Few are synonomous with love songs to the extent Luther Vandross is. His music, more than decade after his demise, remains a penicillin for the lows and woes of love. Despite Luther’s clear penchant for singing of love unrequited, his music remains homogenized in the “love making” category. He sang about “love” but he did not sing about “romance”nearly as much as his legacy is packaged.
A prolific songwriter, Luther revealed to us a man who struggled with isolation, rejection, and uncertainty. His attention to detail in his lyrics did not make listeners feel that they were listening to a novella. Instead, he helped people to find the words that they struggled to articulate from their innermost thoughts.
In his 1983 song “Make Me a Believer,” he expresses his skepticism in such a tender way. He crooned,
“Superman can fly high way up in the sky/’Cause we believe he can/So what we choose to believe can always work out fine/It’s all in the mind/So think of a place and imagine a time/And let’s go be lovers.”
Luther spoke of preparing the vessel for love. So often the idea and sensation of love deceive us. Luther explained in the song that the mind must be prepared to receive. Just the same, sometimes doubt can impede the ability to receive love, as seen in these lines:
“I know the way to persuade me over to your side/And I am sure you can/So if you get me to believe/It all will work out fine/’Cause you’ll blow my mind.” The song shows a constant battle we experience as lovers, which is trying to manage reasonable expectations and never fully letting go of our wildest dreams of love.
A change of perception can help us to realize just how much we can limit ourselves. In his 1985 song, “Other Side of the World,” he sings of someone he had known for “quite some time” and the discovery that the person was actually tailor-made to the love he needed. Luther sang,
“There’s so many stories of love/All with the wonders of love/And so very sad I would be/’Cause none belonged to me/Could be it’s all for the voice/So I finally let it rest/Sad but I thought that maybe/Love wasn’t meant for me…”
Often times as people, we become so engulfed in the love stories we have seen or heard that we forget to appreciate that our own love story will be unlike anyone else’s. As Luther makes this revelation as the song progresses, you can sense the emotional relief he received from realizing the beauty in his own journey to love.
“So crazy how things can change your life/Now that love is you, everything is right/And loneliness is the other side/Of the world…”
Our minds limit us far more than our locale.
The willingness to remain still was often a topic in Luther’s music. “Wait for Love,” released in 1986, reflects someone who had dealt with enough bruises from love that he could recognize a healthy love when it actually came his way. He sang,
“When you take the chance on love you see/It’s not a waste of time if you truly believe/The impossible can be/So hold on tight if you think you’re right/’Cause nothing hurts as bad as when you see.You gave up too easily.”

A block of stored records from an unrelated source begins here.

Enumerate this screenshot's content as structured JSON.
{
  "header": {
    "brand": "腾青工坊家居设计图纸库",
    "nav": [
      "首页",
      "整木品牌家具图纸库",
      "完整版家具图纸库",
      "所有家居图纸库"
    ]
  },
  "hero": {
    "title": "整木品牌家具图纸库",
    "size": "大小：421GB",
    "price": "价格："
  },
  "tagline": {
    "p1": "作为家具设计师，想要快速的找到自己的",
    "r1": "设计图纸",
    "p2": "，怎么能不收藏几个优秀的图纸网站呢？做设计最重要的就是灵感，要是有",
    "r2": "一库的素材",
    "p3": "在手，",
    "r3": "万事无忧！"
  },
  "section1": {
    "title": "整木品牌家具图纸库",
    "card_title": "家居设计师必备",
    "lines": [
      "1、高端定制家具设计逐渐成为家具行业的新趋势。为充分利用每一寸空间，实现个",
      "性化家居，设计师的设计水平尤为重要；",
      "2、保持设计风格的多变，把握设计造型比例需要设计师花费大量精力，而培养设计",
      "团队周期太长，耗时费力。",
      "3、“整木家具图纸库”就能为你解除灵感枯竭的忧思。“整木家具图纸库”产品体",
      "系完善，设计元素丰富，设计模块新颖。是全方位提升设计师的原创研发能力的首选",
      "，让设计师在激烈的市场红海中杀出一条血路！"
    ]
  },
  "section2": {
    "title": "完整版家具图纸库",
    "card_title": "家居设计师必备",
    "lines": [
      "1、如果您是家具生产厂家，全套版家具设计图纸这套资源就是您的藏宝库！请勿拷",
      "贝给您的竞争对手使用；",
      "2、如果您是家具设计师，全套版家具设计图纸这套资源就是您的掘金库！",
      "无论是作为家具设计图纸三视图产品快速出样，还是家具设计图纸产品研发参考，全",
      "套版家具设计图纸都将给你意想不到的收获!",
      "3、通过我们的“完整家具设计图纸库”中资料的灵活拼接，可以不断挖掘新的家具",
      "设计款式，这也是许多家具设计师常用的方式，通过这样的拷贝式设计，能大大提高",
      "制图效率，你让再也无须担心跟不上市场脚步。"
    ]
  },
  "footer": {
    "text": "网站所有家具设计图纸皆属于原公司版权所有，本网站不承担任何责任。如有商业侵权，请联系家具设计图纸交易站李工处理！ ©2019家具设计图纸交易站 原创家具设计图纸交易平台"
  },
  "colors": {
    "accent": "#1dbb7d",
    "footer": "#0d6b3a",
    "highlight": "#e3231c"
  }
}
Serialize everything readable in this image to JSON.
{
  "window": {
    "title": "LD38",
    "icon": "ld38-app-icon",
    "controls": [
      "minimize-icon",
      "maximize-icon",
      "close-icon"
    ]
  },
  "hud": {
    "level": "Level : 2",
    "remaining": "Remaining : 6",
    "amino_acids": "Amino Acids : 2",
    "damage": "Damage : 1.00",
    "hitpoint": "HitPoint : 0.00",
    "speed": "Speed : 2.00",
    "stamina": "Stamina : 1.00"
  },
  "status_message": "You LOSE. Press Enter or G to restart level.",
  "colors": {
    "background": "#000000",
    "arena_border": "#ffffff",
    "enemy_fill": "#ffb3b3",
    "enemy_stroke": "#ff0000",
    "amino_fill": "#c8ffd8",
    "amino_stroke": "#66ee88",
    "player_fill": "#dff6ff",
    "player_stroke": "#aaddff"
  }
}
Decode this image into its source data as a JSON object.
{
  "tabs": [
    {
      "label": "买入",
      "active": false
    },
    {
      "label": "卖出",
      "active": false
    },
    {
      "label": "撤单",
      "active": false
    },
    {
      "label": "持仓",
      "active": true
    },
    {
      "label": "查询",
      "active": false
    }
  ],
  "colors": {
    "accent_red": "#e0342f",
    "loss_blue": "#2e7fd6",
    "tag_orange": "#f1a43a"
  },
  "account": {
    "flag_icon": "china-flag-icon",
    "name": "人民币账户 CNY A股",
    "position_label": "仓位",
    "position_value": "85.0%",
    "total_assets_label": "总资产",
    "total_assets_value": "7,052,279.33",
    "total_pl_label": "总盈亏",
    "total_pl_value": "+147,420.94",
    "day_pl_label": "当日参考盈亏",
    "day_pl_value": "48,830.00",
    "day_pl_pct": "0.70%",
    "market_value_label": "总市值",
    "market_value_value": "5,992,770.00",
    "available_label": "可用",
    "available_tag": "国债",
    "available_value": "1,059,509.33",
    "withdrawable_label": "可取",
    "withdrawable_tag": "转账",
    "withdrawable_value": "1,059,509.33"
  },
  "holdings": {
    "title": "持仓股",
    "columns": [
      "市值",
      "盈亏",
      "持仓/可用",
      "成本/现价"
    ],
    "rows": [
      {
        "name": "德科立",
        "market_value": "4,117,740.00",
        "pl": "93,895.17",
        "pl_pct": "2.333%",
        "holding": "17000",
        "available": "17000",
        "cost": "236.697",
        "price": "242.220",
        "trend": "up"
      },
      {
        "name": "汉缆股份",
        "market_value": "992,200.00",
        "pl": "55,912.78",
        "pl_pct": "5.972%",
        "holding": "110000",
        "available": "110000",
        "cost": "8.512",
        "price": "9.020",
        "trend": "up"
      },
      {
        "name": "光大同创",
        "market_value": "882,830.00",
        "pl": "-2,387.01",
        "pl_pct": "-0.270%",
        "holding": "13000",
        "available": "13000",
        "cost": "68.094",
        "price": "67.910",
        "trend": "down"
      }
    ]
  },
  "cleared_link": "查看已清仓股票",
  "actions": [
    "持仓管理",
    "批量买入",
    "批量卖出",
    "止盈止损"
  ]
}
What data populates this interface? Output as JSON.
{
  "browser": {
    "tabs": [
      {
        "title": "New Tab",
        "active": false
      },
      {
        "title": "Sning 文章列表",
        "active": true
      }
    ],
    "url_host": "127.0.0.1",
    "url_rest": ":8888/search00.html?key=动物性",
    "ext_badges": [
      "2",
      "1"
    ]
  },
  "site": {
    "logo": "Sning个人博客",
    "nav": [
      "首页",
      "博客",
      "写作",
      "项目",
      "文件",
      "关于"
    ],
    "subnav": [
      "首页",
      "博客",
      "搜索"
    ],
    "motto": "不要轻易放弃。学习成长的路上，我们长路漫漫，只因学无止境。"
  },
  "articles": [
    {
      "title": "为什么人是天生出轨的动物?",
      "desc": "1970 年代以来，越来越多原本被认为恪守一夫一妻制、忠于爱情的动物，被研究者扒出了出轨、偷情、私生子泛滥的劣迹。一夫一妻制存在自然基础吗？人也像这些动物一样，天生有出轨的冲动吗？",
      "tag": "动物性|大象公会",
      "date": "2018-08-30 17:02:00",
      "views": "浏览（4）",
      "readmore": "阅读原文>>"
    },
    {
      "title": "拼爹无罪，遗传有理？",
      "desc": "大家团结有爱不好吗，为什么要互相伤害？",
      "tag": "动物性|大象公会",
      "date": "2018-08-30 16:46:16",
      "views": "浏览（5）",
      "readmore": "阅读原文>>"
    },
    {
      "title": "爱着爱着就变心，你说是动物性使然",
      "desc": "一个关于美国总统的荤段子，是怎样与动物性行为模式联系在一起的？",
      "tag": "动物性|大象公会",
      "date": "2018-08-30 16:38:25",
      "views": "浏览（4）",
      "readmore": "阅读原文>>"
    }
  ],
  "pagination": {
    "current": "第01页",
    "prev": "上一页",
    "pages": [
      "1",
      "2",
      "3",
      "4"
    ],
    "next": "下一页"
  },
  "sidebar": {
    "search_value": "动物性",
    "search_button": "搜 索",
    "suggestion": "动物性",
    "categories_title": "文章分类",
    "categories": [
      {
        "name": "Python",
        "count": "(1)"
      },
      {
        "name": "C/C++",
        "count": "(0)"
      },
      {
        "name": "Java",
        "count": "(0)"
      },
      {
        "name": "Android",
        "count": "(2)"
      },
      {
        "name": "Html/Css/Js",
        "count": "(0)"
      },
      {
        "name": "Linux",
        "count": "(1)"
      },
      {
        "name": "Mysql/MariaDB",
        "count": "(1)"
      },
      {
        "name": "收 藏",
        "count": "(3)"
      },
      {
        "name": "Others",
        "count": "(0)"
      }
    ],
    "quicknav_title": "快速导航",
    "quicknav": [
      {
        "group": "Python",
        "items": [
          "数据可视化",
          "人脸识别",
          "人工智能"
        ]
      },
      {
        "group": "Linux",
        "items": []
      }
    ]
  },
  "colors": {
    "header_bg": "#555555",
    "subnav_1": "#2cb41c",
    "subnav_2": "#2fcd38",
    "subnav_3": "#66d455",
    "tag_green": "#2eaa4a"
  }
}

In the vast majority of Luther’s songs, he offered some sort of resolution to the long suffering of love. While he might not have obtained the object of his affection, he at the very least gained a greater sense of self. In those tunes where his desires were matched, he had matured into a person who could enjoy the lushness of love.
The intention of this piece is not to put a veil of sadness over Luther’s legacy. Instead, we as people should celebrate the ability to be our most vulnerable selves, knowing the importance examining ourselves, and not being comfortable with settling.
Luther left us with many more standards that would take years to encapsulate. In addition to the gift of being able to write his thoughts, he had an unparalleled ability to reinterpret the works of others. Below is a list of songs he sang that are worth a further observation:
- “Better Love” (1983)–a call for his lover to weigh the risk-reward of running off with a new love
- “Promise Me” (1983)–after reflecting about time away from his love, the distance has reignited his passion to make the relationship work. The piano chords are seductive and lure you in.
- “Creepin'” (1985)–the joys and frustration of falling for someone who does not even realize how sprung you are. A great listen when battling insomnia because of its repetition.
- “Any One Who Had a Heart” (1986)–a Dionne Warwick cover, Luther credited seeing her perform this tune live during his teenage years as the revelation that he should pursue a music career. It’s a heart-wrenching portrayal of being exploited in love.
- “I Can Make It Better” (1996)–by the late 1990s Luther had a period where he infused the blues into more of his work. This song is a battle cry to someone who has yet to discover self-worth.
- “I’m Only Human” (1998)–Luther did a bit of reverse psychology in this jazz-blues collaboration with Cassandra Wilson. Rather than questioning himself about love, he was able to convince his subject to do the same.